> _Task details_:
For this exercise, set down all the records exactly as given.

Content starts

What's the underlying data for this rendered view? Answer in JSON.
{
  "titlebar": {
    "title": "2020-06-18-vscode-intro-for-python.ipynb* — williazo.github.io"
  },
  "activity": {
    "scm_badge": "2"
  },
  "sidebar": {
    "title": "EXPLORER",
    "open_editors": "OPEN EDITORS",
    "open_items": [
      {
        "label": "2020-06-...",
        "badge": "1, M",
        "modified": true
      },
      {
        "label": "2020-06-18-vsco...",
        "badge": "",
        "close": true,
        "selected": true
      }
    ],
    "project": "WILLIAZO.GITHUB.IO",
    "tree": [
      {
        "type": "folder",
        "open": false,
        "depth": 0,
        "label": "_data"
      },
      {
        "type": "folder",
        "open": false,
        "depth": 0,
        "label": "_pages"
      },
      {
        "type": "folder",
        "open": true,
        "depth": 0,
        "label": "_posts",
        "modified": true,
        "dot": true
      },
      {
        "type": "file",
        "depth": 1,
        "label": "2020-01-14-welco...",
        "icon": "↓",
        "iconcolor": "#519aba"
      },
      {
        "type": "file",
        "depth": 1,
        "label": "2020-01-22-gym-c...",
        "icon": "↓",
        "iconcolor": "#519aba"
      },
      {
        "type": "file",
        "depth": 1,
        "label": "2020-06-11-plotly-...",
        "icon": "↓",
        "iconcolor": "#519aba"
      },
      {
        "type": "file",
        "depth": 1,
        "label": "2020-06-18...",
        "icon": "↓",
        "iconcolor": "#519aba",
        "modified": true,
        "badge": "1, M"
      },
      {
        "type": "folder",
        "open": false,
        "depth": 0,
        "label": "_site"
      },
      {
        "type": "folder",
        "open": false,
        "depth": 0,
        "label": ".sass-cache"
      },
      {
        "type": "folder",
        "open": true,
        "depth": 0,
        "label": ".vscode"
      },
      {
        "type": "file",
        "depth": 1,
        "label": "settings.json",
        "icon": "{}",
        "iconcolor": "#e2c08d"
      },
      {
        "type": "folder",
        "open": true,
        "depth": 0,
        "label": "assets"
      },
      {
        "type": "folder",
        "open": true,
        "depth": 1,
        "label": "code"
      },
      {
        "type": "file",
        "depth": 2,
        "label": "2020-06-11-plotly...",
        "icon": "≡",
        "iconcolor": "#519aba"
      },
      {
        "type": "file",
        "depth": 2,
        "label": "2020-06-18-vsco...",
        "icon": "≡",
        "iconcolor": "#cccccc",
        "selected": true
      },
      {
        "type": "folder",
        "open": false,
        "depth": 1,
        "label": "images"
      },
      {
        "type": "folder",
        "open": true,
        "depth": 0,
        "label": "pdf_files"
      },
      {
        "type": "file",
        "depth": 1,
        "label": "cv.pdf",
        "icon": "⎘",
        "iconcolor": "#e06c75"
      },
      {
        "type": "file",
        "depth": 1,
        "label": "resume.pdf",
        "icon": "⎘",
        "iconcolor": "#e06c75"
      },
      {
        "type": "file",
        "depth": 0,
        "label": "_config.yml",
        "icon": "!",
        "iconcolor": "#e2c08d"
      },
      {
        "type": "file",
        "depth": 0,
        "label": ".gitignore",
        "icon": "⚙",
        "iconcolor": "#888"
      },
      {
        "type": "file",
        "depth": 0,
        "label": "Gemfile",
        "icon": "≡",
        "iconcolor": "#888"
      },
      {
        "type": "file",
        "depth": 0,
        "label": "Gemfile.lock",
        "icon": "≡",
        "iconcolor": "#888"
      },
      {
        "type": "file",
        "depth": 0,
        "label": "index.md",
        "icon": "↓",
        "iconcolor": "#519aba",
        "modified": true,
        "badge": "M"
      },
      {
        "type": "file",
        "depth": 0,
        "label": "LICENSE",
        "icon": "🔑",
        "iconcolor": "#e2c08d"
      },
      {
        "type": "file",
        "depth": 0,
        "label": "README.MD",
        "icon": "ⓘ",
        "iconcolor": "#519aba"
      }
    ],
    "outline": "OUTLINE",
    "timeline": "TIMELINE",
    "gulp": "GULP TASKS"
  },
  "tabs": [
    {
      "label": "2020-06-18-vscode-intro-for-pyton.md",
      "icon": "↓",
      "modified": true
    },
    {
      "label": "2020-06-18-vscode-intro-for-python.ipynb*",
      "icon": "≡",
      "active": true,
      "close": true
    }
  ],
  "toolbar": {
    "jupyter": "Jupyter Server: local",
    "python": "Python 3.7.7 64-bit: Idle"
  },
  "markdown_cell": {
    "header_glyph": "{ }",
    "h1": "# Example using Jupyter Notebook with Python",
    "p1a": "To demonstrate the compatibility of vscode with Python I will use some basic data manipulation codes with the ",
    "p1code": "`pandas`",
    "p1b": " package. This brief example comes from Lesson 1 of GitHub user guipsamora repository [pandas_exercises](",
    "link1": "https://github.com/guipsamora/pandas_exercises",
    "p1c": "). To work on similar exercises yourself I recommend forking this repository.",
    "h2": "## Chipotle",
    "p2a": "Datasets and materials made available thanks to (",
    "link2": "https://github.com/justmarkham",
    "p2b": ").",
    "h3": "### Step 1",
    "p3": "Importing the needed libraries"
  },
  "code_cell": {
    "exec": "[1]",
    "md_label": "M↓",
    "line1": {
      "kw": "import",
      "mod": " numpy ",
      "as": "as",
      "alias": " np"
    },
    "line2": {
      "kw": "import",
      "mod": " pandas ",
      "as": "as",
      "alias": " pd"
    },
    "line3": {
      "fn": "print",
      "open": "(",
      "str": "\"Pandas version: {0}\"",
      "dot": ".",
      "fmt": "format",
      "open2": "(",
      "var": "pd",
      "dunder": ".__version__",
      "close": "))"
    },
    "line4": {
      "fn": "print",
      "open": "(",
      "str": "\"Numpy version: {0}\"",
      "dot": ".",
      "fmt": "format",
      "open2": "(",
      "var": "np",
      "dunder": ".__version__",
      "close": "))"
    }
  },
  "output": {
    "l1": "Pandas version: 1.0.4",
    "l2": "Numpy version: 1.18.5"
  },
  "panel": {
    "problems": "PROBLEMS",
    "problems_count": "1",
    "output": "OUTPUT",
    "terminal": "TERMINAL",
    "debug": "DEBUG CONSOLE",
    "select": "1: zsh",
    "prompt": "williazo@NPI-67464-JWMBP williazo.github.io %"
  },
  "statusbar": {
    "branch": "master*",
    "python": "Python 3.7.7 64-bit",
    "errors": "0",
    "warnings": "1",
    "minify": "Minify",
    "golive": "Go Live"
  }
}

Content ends

> _Result of the exercise_:
What's the underlying data for this rendered view? Answer in JSON.
{
  "titlebar": {
    "title": "2020-06-18-vscode-intro-for-python.ipynb* — williazo.github.io"
  },
  "activity": {
    "scm_badge": "2"
  },
  "sidebar": {
    "title": "EXPLORER",
    "open_editors": "OPEN EDITORS",
    "open_items": [
      {
        "label": "2020-06-...",
        "badge": "1, M",
        "modified": true
      },
      {
        "label": "2020-06-18-vsco...",
        "badge": "",
        "close": true,
        "selected": true
      }
    ],
    "project": "WILLIAZO.GITHUB.IO",
    "tree": [
      {
        "type": "folder",
        "open": false,
        "depth": 0,
        "label": "_data"
      },
      {
        "type": "folder",
        "open": false,
        "depth": 0,
        "label": "_pages"
      },
      {
        "type": "folder",
        "open": true,
        "depth": 0,
        "label": "_posts",
        "modified": true,
        "dot": true
      },
      {
        "type": "file",
        "depth": 1,
        "label": "2020-01-14-welco...",
        "icon": "↓",
        "iconcolor": "#519aba"
      },
      {
        "type": "file",
        "depth": 1,
        "label": "2020-01-22-gym-c...",
        "icon": "↓",
        "iconcolor": "#519aba"
      },
      {
        "type": "file",
        "depth": 1,
        "label": "2020-06-11-plotly-...",
        "icon": "↓",
        "iconcolor": "#519aba"
      },
      {
        "type": "file",
        "depth": 1,
        "label": "2020-06-18...",
        "icon": "↓",
        "iconcolor": "#519aba",
        "modified": true,
        "badge": "1, M"
      },
      {
        "type": "folder",
        "open": false,
        "depth": 0,
        "label": "_site"
      },
      {
        "type": "folder",
        "open": false,
        "depth": 0,
        "label": ".sass-cache"
      },
      {
        "type": "folder",
        "open": true,
        "depth": 0,
        "label": ".vscode"
      },
      {
        "type": "file",
        "depth": 1,
        "label": "settings.json",
        "icon": "{}",
        "iconcolor": "#e2c08d"
      },
      {
        "type": "folder",
        "open": true,
        "depth": 0,
        "label": "assets"
      },
      {
        "type": "folder",
        "open": true,
        "depth": 1,
        "label": "code"
      },
      {
        "type": "file",
        "depth": 2,
        "label": "2020-06-11-plotly...",
        "icon": "≡",
        "iconcolor": "#519aba"
      },
      {
        "type": "file",
        "depth": 2,
        "label": "2020-06-18-vsco...",
        "icon": "≡",
        "iconcolor": "#cccccc",
        "selected": true
      },
      {
        "type": "folder",
        "open": false,
        "depth": 1,
        "label": "images"
      },
      {
        "type": "folder",
        "open": true,
        "depth": 0,
        "label": "pdf_files"
      },
      {
        "type": "file",
        "depth": 1,
        "label": "cv.pdf",
        "icon": "⎘",
        "iconcolor": "#e06c75"
      },
      {
        "type": "file",
        "depth": 1,
        "label": "resume.pdf",
        "icon": "⎘",
        "iconcolor": "#e06c75"
      },
      {
        "type": "file",
        "depth": 0,
        "label": "_config.yml",
        "icon": "!",
        "iconcolor": "#e2c08d"
      },
      {
        "type": "file",
        "depth": 0,
        "label": ".gitignore",
        "icon": "⚙",
        "iconcolor": "#888"
      },
      {
        "type": "file",
        "depth": 0,
        "label": "Gemfile",
        "icon": "≡",
        "iconcolor": "#888"
      },
      {
        "type": "file",
        "depth": 0,
        "label": "Gemfile.lock",
        "icon": "≡",
        "iconcolor": "#888"
      },
      {
        "type": "file",
        "depth": 0,
        "label": "index.md",
        "icon": "↓",
        "iconcolor": "#519aba",
        "modified": true,
        "badge": "M"
      },
      {
        "type": "file",
        "depth": 0,
        "label": "LICENSE",
        "icon": "🔑",
        "iconcolor": "#e2c08d"
      },
      {
        "type": "file",
        "depth": 0,
        "label": "README.MD",
        "icon": "ⓘ",
        "iconcolor": "#519aba"
      }
    ],
    "outline": "OUTLINE",
    "timeline": "TIMELINE",
    "gulp": "GULP TASKS"
  },
  "tabs": [
    {
      "label": "2020-06-18-vscode-intro-for-pyton.md",
      "icon": "↓",
      "modified": true
    },
    {
      "label": "2020-06-18-vscode-intro-for-python.ipynb*",
      "icon": "≡",
      "active": true,
      "close": true
    }
  ],
  "toolbar": {
    "jupyter": "Jupyter Server: local",
    "python": "Python 3.7.7 64-bit: Idle"
  },
  "markdown_cell": {
    "header_glyph": "{ }",
    "h1": "# Example using Jupyter Notebook with Python",
    "p1a": "To demonstrate the compatibility of vscode with Python I will use some basic data manipulation codes with the ",
    "p1code": "`pandas`",
    "p1b": " package. This brief example comes from Lesson 1 of GitHub user guipsamora repository [pandas_exercises](",
    "link1": "https://github.com/guipsamora/pandas_exercises",
    "p1c": "). To work on similar exercises yourself I recommend forking this repository.",
    "h2": "## Chipotle",
    "p2a": "Datasets and materials made available thanks to (",
    "link2": "https://github.com/justmarkham",
    "p2b": ").",
    "h3": "### Step 1",
    "p3": "Importing the needed libraries"
  },
  "code_cell": {
    "exec": "[1]",
    "md_label": "M↓",
    "line1": {
      "kw": "import",
      "mod": " numpy ",
      "as": "as",
      "alias": " np"
    },
    "line2": {
      "kw": "import",
      "mod": " pandas ",
      "as": "as",
      "alias": " pd"
    },
    "line3": {
      "fn": "print",
      "open": "(",
      "str": "\"Pandas version: {0}\"",
      "dot": ".",
      "fmt": "format",
      "open2": "(",
      "var": "pd",
      "dunder": ".__version__",
      "close": "))"
    },
    "line4": {
      "fn": "print",
      "open": "(",
      "str": "\"Numpy version: {0}\"",
      "dot": ".",
      "fmt": "format",
      "open2": "(",
      "var": "np",
      "dunder": ".__version__",
      "close": "))"
    }
  },
  "output": {
    "l1": "Pandas version: 1.0.4",
    "l2": "Numpy version: 1.18.5"
  },
  "panel": {
    "problems": "PROBLEMS",
    "problems_count": "1",
    "output": "OUTPUT",
    "terminal": "TERMINAL",
    "debug": "DEBUG CONSOLE",
    "select": "1: zsh",
    "prompt": "williazo@NPI-67464-JWMBP williazo.github.io %"
  },
  "statusbar": {
    "branch": "master*",
    "python": "Python 3.7.7 64-bit",
    "errors": "0",
    "warnings": "1",
    "minify": "Minify",
    "golive": "Go Live"
  }
}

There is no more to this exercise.